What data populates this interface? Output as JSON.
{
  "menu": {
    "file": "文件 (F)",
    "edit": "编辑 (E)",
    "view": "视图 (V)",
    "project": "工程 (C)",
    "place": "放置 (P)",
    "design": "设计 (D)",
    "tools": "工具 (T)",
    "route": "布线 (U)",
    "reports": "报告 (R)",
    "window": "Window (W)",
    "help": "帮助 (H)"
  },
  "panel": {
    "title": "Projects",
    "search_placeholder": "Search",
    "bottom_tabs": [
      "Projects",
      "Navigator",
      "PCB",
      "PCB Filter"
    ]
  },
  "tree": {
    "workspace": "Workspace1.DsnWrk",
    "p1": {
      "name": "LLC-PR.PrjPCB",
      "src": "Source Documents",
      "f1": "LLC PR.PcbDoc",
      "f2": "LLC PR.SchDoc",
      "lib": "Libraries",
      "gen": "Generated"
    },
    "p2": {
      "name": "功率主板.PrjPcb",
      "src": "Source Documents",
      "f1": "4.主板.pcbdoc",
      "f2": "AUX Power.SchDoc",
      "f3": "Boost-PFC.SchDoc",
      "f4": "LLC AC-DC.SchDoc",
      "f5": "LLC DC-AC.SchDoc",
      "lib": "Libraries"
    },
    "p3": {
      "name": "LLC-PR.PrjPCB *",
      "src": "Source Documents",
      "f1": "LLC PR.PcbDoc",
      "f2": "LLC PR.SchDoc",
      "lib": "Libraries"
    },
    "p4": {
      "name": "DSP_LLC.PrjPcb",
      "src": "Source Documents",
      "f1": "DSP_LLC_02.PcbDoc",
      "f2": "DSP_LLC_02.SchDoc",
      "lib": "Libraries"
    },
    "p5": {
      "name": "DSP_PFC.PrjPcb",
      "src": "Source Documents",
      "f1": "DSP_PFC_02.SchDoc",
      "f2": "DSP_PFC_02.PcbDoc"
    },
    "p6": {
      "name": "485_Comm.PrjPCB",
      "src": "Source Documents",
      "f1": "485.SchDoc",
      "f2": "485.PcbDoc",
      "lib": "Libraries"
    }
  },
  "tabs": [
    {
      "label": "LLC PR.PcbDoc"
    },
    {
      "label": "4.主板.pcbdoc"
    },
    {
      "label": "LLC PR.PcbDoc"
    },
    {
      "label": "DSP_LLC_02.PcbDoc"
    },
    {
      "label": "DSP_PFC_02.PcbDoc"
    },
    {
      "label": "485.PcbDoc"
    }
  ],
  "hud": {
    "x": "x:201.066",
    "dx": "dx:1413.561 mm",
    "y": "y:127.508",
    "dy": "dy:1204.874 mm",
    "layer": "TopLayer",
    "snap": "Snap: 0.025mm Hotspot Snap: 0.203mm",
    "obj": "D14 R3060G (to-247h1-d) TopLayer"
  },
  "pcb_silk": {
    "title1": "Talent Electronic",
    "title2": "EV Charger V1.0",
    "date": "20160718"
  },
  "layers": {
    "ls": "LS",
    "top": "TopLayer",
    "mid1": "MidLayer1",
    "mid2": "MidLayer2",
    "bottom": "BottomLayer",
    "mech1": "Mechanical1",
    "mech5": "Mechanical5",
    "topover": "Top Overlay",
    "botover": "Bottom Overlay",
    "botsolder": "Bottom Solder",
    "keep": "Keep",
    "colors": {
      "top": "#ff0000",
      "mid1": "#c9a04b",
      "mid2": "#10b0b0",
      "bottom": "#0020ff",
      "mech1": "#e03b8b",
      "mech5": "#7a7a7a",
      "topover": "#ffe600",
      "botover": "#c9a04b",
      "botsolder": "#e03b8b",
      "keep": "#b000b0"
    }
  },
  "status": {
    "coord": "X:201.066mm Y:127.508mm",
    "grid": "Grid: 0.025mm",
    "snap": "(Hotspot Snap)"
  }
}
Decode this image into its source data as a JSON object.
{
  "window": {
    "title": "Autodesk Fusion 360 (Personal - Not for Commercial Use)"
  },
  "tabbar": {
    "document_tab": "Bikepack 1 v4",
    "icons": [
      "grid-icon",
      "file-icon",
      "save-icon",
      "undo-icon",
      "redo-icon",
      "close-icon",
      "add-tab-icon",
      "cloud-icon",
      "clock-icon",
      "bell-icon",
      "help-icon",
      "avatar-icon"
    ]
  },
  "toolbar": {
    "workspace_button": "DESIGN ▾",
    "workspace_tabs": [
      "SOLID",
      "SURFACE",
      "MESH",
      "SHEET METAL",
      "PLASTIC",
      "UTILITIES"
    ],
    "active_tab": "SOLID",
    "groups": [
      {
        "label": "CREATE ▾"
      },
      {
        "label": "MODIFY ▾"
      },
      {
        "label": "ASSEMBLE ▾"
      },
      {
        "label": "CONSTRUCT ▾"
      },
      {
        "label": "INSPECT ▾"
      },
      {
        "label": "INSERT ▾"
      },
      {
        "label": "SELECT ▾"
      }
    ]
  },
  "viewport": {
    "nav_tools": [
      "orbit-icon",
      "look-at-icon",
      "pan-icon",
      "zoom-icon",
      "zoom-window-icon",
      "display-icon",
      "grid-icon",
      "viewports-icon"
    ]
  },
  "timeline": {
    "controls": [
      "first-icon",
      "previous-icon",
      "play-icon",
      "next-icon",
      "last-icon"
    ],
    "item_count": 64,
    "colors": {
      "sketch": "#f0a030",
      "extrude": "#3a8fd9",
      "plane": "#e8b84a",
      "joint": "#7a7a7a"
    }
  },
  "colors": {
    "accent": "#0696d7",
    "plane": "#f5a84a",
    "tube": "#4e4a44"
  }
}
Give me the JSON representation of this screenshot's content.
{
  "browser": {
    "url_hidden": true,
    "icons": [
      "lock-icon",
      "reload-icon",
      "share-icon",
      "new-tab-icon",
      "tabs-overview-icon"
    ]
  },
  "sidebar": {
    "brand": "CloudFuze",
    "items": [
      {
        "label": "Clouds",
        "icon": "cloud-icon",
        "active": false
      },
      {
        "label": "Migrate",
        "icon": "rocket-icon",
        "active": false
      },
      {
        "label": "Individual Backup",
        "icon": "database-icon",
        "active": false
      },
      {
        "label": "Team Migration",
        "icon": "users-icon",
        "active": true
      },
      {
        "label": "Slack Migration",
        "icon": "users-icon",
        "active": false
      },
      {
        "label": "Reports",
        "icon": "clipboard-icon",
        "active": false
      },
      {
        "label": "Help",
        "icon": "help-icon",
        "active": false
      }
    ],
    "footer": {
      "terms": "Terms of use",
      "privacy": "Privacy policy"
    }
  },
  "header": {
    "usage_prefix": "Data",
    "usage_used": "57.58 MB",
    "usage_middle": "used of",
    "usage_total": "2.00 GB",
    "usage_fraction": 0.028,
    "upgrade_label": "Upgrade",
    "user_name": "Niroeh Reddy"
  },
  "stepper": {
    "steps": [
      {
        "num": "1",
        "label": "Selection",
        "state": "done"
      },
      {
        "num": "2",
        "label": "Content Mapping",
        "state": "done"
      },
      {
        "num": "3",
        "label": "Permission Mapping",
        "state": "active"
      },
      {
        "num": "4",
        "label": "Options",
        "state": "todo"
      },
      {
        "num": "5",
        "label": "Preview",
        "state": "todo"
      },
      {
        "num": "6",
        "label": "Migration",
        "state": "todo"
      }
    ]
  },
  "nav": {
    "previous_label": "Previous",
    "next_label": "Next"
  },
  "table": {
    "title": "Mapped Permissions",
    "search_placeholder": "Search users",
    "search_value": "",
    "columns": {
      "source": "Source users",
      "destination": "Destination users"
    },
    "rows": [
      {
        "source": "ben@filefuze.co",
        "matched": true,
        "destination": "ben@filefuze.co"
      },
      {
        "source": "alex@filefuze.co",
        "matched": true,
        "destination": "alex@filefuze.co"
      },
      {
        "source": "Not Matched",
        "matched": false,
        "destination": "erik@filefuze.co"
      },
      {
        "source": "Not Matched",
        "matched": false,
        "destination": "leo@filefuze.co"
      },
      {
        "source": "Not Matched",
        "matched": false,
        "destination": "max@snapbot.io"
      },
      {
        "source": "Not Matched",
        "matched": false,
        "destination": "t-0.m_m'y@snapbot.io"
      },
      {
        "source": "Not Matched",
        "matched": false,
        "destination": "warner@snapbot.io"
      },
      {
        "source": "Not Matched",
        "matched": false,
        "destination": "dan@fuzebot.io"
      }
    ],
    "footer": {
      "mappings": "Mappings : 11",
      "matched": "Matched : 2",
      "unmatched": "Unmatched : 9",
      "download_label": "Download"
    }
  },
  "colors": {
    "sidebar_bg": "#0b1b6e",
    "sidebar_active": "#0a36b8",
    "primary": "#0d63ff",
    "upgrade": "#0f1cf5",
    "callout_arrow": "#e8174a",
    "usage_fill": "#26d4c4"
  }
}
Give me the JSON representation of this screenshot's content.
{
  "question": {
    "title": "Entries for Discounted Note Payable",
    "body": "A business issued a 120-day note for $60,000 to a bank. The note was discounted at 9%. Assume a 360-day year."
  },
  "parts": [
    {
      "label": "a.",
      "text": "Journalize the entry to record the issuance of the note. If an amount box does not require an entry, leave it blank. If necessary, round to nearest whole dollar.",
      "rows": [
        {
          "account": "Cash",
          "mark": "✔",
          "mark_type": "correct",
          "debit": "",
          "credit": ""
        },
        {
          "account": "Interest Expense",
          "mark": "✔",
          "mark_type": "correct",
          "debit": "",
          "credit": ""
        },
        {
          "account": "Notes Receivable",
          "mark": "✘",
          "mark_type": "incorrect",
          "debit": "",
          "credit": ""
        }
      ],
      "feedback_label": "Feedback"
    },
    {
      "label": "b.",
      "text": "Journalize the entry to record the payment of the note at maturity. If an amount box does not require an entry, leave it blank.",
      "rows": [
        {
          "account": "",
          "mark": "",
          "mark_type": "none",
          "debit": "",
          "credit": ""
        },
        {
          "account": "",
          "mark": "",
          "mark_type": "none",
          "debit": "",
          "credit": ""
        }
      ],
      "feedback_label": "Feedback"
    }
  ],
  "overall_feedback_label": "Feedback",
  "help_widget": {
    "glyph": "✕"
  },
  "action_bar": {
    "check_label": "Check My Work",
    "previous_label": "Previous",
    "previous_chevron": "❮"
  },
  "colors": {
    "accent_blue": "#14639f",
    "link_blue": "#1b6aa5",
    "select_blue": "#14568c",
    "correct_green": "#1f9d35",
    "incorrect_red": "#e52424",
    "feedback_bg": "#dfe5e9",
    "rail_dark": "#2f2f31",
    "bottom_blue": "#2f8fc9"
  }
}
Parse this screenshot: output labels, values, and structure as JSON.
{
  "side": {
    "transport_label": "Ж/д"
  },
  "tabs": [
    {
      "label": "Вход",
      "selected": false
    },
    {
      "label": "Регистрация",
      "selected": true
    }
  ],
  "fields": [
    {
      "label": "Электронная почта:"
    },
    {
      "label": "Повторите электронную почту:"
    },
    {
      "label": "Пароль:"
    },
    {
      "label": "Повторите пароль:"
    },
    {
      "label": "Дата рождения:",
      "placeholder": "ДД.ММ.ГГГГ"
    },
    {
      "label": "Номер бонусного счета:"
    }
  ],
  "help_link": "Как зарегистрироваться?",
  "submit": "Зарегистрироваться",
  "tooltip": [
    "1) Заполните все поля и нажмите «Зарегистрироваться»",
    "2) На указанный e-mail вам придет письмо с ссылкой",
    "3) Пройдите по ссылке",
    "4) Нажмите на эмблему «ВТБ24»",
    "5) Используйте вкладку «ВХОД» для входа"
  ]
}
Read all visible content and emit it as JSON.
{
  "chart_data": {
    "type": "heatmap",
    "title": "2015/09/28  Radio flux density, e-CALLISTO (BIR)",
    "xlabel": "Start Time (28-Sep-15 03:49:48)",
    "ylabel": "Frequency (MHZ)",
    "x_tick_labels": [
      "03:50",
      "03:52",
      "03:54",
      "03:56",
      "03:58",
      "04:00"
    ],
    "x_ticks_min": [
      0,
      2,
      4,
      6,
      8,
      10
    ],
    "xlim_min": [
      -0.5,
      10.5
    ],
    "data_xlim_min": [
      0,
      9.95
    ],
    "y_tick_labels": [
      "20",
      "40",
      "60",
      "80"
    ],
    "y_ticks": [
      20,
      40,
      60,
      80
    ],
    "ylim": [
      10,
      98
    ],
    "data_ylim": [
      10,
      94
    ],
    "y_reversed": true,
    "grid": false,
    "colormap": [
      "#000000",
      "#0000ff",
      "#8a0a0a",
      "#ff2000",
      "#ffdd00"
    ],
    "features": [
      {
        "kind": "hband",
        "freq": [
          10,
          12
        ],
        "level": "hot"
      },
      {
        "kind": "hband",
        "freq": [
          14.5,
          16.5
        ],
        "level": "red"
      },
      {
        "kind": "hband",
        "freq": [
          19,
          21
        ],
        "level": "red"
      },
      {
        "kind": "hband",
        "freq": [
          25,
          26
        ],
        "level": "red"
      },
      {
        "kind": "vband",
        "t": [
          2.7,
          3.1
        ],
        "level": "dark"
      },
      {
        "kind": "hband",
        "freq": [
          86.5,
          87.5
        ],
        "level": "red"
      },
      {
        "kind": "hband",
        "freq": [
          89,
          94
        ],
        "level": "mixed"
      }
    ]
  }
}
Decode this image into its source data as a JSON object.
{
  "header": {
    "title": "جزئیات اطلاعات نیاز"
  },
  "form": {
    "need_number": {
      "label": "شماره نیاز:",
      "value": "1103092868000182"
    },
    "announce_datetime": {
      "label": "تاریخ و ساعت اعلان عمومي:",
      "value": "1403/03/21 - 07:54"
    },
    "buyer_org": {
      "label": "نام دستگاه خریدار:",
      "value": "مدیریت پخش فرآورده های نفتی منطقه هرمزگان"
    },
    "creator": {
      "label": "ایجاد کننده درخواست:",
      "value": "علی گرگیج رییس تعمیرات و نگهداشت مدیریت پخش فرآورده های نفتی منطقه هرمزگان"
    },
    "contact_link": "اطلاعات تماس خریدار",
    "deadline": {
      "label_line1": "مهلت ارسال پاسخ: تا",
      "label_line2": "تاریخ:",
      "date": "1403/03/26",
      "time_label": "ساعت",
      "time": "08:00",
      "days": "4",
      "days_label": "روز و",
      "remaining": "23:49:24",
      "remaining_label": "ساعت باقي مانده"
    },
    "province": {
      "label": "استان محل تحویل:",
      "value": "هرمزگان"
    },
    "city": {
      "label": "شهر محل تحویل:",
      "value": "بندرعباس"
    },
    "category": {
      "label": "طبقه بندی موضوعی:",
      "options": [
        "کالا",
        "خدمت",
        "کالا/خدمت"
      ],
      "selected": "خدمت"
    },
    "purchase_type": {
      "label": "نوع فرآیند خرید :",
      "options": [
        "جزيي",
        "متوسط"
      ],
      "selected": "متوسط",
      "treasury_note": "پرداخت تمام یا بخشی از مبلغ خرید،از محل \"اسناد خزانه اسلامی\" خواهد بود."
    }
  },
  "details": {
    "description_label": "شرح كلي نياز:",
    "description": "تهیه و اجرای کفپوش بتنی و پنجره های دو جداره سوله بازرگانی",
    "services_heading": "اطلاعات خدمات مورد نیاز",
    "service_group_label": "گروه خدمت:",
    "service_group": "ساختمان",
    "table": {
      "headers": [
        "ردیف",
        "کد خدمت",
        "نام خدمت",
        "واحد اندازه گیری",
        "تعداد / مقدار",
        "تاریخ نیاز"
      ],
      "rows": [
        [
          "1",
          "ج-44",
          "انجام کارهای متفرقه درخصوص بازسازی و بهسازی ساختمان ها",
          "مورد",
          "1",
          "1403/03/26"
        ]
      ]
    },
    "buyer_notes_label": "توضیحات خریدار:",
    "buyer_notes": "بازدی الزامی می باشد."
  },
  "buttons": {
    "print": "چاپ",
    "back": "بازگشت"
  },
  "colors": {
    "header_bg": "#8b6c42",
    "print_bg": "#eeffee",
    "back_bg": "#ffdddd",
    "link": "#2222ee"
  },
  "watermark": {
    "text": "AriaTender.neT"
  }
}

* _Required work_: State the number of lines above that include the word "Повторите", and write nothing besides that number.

* _Task solution_: 2